Shop floor education:
Working in the powerhouse
I was nineteen years old in 1977, young and full of energy, walking into the industrial world of the Detroit Forge Plant located in Hamtramck. Through the years the name changed several times and now is known as American Axle and Manufacturingís Detroit Gear & Axle Plant. With a history that began in 1918, its converted production during the World War Two years was an industrial marvel. The plant has produced axle shafts, output shafts, pinions, connecting rods, rod caps, and stabilizer bars and other forged components during the years of my employment.
Experiencing first hand the hot, dirty and brutal process of the forging process in the complex, I was content to walk out of production and through the doors of the powerhouse. I had no idea that 28 years later now working at the Poletown powerhouse, I would write about the practices that changed my life.
My father had told me stories of signs not allowing Blacks to share the same drinking fountains as Whites, and of dirty, noisy, and dangerous work, but that did not prepare me as a young man to accept the segregation and danger that existed at my new job. I say this only to allow the reader to identify how difficult it was to speak up. Our communication was limited to our respective groups: the Blacks unloaded coal cars, the Mexicans worked the railroad yards, and nepotism was the basis of job promotion.
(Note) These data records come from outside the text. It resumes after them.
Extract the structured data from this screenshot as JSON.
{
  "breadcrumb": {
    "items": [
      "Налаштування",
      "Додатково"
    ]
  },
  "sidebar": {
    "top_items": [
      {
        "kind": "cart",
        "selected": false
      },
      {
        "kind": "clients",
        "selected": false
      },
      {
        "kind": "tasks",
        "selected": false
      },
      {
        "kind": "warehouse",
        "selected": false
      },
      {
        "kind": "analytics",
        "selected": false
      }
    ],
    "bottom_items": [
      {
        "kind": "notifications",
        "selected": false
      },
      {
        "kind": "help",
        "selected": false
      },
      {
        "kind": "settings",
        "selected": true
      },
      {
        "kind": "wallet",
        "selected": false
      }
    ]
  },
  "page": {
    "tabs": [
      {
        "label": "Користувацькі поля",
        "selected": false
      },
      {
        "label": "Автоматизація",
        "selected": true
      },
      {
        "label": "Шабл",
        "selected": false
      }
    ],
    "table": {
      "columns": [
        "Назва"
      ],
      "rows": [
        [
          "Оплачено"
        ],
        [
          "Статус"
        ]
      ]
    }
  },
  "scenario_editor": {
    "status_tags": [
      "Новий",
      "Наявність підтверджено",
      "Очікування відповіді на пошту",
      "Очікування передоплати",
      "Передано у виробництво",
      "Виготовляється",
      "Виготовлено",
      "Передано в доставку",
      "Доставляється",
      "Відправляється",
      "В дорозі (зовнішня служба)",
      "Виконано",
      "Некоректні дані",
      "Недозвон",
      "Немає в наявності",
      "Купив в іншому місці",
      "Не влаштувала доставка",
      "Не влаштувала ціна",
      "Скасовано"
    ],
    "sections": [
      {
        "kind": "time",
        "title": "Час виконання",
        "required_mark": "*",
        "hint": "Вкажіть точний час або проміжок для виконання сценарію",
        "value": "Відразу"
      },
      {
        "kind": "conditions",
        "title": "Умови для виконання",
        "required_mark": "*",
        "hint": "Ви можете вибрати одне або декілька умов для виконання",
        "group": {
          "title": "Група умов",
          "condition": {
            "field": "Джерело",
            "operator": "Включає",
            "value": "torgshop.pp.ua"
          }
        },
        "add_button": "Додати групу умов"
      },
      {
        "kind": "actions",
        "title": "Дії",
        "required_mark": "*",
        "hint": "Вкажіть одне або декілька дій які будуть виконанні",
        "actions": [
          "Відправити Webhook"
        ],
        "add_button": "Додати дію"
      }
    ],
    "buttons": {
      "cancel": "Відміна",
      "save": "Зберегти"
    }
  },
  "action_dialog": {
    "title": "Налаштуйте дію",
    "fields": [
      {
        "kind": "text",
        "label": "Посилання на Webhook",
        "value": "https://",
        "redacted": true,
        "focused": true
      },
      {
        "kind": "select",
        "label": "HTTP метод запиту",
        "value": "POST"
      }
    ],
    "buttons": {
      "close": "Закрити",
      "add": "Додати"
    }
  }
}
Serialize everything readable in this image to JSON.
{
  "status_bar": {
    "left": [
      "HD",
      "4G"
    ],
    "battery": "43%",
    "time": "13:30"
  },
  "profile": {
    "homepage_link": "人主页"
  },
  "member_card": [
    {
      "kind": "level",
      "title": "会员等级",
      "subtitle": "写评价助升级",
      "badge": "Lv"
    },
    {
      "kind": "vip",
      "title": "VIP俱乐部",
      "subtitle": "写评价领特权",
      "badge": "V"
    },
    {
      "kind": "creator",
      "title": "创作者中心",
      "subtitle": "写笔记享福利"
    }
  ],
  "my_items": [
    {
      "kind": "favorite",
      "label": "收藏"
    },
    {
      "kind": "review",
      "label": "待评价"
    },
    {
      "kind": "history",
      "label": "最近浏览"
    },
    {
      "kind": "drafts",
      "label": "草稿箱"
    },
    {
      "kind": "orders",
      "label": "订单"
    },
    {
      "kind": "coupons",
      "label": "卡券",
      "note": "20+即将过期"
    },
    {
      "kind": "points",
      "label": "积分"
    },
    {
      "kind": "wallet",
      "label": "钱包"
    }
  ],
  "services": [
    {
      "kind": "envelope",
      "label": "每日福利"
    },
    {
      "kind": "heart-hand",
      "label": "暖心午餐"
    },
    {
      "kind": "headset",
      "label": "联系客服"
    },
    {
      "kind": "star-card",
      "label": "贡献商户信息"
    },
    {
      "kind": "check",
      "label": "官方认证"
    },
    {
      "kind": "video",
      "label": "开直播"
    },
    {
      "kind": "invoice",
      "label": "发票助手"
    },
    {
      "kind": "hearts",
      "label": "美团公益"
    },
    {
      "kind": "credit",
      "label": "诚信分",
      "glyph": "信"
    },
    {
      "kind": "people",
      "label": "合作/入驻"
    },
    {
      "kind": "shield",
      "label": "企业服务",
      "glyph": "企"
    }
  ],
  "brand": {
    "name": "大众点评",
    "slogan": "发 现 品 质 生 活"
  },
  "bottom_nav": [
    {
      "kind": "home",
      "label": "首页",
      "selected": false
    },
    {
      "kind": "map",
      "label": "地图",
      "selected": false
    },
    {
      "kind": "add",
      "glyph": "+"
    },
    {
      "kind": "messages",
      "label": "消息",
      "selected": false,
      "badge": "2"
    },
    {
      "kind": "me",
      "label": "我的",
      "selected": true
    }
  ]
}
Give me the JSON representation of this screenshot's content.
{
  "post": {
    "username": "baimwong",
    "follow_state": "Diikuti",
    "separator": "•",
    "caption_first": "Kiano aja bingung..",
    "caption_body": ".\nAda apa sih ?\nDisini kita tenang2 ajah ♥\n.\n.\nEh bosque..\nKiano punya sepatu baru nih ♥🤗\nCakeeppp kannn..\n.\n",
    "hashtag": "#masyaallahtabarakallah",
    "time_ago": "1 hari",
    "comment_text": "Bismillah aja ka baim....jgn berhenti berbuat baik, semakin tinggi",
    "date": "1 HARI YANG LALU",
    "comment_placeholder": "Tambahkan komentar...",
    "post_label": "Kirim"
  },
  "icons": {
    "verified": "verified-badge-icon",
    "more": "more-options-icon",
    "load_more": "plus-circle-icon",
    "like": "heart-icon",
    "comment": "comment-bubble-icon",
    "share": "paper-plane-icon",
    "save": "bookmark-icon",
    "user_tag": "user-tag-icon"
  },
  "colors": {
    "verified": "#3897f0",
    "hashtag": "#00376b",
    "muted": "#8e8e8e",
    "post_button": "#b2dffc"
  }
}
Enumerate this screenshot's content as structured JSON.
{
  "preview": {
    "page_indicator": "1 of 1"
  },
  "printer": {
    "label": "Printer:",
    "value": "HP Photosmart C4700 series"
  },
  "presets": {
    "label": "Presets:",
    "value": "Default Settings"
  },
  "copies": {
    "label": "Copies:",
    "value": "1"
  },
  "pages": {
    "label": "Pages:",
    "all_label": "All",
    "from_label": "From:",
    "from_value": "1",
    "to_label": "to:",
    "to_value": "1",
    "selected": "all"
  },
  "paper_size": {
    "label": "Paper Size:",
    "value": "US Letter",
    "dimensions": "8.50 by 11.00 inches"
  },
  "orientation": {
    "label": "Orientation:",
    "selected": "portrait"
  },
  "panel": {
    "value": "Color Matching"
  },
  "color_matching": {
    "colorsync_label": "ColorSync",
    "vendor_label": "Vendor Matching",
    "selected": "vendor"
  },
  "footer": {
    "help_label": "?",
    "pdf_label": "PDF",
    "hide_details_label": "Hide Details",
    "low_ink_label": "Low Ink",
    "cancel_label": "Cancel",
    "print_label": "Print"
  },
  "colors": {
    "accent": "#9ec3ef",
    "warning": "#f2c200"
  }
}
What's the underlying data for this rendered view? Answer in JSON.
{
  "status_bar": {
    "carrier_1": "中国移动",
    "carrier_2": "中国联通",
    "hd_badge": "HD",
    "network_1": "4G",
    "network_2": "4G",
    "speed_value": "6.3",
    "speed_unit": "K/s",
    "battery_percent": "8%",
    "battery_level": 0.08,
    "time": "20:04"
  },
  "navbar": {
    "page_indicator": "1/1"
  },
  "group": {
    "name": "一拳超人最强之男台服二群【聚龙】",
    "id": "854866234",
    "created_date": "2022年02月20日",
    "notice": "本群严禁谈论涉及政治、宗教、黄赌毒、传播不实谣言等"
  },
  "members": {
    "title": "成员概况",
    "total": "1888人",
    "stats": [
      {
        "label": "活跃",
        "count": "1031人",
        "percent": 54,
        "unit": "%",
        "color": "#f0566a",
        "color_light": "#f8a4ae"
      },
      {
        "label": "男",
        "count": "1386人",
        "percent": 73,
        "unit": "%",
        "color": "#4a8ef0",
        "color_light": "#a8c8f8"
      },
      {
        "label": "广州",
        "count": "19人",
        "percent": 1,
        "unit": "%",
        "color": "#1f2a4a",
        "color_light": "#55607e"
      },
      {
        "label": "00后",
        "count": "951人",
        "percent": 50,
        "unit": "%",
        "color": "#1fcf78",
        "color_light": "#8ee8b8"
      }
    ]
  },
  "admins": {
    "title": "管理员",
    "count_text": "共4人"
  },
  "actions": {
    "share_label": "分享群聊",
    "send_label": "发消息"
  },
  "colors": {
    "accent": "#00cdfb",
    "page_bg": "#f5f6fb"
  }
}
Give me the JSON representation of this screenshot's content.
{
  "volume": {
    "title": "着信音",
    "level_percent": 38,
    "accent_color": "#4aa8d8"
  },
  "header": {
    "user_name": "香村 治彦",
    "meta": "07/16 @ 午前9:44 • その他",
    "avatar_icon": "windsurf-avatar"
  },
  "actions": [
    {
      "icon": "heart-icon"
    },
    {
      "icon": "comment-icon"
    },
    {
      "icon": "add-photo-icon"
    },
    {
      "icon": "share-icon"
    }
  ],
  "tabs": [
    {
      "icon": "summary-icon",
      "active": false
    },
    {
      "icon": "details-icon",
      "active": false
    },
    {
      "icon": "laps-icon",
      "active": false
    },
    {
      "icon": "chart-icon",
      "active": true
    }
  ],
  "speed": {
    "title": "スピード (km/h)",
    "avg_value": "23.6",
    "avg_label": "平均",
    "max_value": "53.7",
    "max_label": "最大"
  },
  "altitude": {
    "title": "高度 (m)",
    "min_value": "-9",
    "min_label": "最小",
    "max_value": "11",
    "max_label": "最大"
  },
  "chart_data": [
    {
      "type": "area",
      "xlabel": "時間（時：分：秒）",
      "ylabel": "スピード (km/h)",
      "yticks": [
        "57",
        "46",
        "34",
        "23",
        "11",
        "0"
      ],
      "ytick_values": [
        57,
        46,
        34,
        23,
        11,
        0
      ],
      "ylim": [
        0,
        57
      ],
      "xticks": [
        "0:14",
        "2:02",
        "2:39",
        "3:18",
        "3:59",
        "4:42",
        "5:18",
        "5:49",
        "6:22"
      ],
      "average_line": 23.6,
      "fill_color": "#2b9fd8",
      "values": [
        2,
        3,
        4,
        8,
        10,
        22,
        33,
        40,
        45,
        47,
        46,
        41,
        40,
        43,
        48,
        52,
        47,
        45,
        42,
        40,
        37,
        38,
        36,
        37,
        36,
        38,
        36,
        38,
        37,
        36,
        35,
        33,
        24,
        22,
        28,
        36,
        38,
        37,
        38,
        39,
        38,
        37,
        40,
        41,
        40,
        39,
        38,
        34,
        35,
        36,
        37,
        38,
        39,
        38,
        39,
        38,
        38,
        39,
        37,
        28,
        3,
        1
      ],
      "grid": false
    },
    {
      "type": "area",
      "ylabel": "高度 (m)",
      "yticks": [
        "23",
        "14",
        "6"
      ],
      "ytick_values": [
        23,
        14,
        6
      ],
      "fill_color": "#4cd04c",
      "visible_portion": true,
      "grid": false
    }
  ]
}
I guess I feel lucky. In those days it was not unusual to get hired in the factory if you had a relative on the inside. My father was a hard working immigrant who had an impeccable record. He put his honor on the line and got an application for his now infamous son.
My Dadís words followed me for ninety days, and as time went by, I would complain about the loud noise in the plant to my boss. He would acknowledge my complaint and would promise to look into it but nothing ever really happened. Finally I walked up to medical and told them about ringing in my ears and explained about all the noise, by chance or fate someone overheard me and took note of my situation. He jotted my name down and reassured me that I would get the protection I needed.
Next day, I was notified to report to the office, where I was handed a pair of earmuffs and was chastised about my "unnecessary" complaint. Going back downstairs where our stations were, I recall the Blacks and Mexicans saying, "be careful, they donít forget".
I cannot explain in this space how much those few words have affected me over the years. But allow me to give a glimpse of how the shop floor boss educated others and myself with similar experiences.
I could not understand why certain workers had privileges to eat on tables and some of us had to eat on garbage cans, the unofficial doctrine in the powerhouse. And I didnít understand the lack of safety. We had no protective equip-ment, instead it was routine to use rags to cover our nostrils while inspecting dust collectors. When we made complaints about asbestos debris seeping off steam pipes the answer was a gallon of paint to cover it up. We had to use our imaginations to come up with places to deposit used oil. Looking back on these events some things have changed.
If youíre asking about where our union officials were during those times I can only say that they needed a road map to find us and they didnít bother to look. They were so inept that calling them was like hollering at the boss.
I was asked to write a brief outline on my work experiences around health and safety issues, which led to me getting active in my workplace and my union. I truly cannot speak of health and safety without talking about the silent segregation policies that existed, the attitude of management that we were disposable, and the union safety reps that we only saw at election time.